What is required -
For every line in the entries that contains "this", show the whole line.

App and web page records
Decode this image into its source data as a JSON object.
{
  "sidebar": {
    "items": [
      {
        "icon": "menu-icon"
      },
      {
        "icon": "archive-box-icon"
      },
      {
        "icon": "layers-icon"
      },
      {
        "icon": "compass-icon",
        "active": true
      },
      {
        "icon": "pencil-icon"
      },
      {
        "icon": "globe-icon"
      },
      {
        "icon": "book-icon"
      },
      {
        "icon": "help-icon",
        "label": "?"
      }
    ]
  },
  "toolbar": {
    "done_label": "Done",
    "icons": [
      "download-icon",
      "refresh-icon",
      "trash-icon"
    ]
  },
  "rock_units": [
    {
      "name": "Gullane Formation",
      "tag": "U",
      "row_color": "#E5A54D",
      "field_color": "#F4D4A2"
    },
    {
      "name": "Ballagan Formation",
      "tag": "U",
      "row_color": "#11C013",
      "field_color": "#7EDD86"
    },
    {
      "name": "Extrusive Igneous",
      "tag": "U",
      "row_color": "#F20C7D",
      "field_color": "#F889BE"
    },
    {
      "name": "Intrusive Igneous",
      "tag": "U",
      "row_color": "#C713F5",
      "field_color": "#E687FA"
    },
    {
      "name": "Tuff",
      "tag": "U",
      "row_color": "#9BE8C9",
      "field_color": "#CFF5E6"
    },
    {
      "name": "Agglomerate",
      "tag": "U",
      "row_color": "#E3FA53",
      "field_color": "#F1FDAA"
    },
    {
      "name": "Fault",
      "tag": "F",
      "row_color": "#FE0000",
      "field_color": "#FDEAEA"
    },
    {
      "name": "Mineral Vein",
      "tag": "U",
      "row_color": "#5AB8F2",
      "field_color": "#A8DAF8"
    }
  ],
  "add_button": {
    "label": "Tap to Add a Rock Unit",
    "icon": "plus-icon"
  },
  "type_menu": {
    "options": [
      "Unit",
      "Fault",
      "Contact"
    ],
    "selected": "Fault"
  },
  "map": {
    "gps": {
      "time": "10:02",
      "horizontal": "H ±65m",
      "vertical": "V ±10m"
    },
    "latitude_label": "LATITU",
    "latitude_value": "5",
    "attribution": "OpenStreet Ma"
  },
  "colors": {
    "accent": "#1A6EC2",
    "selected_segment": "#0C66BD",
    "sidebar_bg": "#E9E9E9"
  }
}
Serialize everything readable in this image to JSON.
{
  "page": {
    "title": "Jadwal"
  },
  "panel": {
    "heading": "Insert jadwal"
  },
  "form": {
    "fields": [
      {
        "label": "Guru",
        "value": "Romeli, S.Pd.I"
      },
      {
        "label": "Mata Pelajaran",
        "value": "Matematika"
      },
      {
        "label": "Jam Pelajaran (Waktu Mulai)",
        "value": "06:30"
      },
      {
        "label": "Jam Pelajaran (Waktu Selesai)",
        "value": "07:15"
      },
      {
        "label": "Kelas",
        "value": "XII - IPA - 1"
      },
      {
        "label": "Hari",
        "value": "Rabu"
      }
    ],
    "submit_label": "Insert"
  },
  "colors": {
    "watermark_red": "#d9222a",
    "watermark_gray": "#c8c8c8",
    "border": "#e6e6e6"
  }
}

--

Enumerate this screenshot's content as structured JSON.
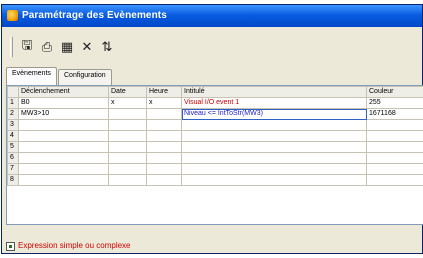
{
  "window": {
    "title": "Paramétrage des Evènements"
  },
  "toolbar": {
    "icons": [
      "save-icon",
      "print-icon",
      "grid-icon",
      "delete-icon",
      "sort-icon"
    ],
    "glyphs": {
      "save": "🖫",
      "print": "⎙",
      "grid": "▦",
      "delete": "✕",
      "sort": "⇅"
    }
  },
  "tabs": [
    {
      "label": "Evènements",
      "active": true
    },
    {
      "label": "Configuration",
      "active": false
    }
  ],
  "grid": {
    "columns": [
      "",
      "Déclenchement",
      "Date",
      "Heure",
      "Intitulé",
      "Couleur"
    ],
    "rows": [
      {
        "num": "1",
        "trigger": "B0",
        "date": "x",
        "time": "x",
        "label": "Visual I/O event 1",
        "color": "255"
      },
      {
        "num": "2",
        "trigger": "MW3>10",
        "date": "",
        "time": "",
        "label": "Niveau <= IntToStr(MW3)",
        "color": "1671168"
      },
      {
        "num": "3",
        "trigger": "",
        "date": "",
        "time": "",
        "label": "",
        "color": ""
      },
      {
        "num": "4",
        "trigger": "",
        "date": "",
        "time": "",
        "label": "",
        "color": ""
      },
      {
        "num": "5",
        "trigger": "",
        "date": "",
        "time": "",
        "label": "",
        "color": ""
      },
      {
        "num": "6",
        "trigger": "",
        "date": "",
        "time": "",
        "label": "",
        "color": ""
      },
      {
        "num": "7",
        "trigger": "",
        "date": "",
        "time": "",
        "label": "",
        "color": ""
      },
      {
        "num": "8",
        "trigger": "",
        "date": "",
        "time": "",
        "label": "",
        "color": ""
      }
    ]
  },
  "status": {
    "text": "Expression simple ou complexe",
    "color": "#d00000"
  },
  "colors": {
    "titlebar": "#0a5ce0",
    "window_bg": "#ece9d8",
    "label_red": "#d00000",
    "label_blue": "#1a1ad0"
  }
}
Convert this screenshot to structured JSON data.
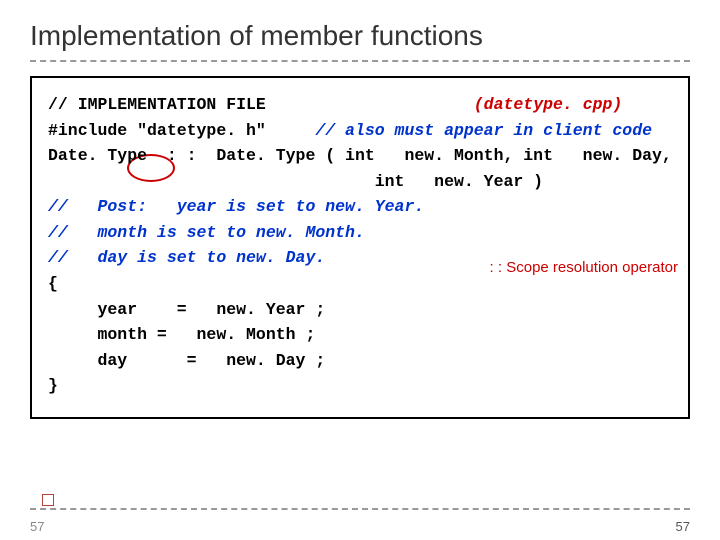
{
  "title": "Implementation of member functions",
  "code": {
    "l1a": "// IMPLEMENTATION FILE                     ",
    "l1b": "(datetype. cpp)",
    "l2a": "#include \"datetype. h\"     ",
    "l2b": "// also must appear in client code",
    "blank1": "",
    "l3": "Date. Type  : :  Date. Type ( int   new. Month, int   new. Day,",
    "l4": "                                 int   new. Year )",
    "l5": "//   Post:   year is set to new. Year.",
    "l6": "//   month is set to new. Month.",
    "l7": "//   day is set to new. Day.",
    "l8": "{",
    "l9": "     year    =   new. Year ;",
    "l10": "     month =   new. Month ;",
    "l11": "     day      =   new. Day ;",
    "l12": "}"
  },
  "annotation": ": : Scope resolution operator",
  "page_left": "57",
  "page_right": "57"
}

Exercise response -
Decode this image into its source data as a JSON object.
Serialize everything readable in this image to JSON.
Enumerate this screenshot's content as structured JSON.
Convert this screenshot to structured JSON data.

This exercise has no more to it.